Underachievement: There is often a stark gap between the abilities of the gifted individual and his or her actual accomplishments. Many gifted students will perform extremely well on standardized or reasoning tests, only to fail a class exam. This disparity can result from various factors, such as loss of interest in classes that are too easy or negative social consequences of being perceived as smart.Underachievement can also result from emotional or psychological factors, including depression, anxiety, perfectionism, or self-sabotage. yep. i slack off way too much because i get bored so easily. and i kicked every standardized test’s ass. i mean, my SAT score was only 1890 but i got into both colleges i applied to and just didn’t care anymore. (and sometimes i angst about what my life could have been like if i actually went to NYU but i don’t know man i’m not even in grown-up college anymore so all of the problems i have at Pitt would have probably been worse if i was far away but i also would have been happier because NYC is home to me so idk?)
A number of people have noted a higher incidence of existential depression, which is depression due to seemingly highly abstract concerns such as the finality of death, the ultimate unimportance of individual people, and the meaning (or lack thereof) of life. Gifted individuals are also more likely to feel existential anxiety. all. the. time.
so to sum it all up, any time someone told me that it must be nice to be “smart”, i was completely serious when i said it was way more complicated than they thought. it really is.
Mic Check 2 3
Just testing a new Tumblr layout, don’t mind us.

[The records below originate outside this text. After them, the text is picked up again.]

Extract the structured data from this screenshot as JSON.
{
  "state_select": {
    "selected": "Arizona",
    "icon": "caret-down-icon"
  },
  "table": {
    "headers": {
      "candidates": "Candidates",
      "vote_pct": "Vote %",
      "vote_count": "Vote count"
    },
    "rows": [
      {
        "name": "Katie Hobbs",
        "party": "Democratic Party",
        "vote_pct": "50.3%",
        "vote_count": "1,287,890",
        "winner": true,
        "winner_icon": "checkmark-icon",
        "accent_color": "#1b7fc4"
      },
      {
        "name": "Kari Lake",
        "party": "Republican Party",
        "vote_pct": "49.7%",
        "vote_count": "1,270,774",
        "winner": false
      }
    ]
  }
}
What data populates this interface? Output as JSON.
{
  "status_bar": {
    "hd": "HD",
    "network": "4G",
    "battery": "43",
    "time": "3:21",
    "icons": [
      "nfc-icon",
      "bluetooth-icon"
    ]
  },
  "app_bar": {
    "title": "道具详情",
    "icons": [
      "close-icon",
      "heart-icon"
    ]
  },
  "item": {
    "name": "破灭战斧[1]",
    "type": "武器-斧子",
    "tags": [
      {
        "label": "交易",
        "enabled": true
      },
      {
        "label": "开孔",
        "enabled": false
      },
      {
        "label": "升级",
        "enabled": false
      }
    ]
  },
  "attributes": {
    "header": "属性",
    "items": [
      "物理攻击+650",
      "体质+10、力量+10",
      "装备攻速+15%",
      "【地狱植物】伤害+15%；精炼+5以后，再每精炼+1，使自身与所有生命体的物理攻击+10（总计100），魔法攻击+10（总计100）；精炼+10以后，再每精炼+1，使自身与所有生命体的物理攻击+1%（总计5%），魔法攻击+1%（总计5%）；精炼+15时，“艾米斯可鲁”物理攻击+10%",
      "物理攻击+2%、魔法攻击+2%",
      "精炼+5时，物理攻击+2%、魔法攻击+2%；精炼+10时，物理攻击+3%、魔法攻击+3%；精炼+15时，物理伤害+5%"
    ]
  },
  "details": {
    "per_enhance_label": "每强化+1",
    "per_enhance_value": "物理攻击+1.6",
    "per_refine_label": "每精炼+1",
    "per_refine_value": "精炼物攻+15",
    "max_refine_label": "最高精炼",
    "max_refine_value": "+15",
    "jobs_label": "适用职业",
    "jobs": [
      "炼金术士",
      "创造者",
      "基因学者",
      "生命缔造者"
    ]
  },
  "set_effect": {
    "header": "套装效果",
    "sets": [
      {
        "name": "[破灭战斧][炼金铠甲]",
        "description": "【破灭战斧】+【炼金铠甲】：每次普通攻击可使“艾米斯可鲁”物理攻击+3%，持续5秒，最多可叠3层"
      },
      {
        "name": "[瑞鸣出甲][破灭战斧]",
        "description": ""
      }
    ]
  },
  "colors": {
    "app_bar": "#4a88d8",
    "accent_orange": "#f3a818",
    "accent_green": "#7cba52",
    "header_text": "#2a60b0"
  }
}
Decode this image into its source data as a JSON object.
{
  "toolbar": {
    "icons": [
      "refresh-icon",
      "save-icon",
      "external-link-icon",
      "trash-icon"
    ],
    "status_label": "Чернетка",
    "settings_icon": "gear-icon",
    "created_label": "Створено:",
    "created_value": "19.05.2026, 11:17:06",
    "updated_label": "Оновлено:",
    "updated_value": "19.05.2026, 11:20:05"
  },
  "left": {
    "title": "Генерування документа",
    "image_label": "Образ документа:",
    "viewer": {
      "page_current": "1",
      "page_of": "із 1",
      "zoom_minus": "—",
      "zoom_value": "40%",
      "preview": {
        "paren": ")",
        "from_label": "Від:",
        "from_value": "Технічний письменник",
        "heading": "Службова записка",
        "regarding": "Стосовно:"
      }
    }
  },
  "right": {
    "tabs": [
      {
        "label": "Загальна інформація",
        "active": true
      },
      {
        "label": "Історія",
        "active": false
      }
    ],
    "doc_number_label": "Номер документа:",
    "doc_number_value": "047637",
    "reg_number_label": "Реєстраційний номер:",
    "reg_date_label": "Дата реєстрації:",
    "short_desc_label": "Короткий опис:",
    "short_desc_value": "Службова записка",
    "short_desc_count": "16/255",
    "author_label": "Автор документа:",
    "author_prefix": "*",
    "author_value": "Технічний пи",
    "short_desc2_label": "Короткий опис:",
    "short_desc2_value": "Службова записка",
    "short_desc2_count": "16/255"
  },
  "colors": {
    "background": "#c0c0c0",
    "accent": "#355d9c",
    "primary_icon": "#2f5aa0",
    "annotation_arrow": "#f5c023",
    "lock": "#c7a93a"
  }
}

Children studying rocks at an experimental elementary school for gifted children at Hunter College. New York, 1948.
By Nina Leen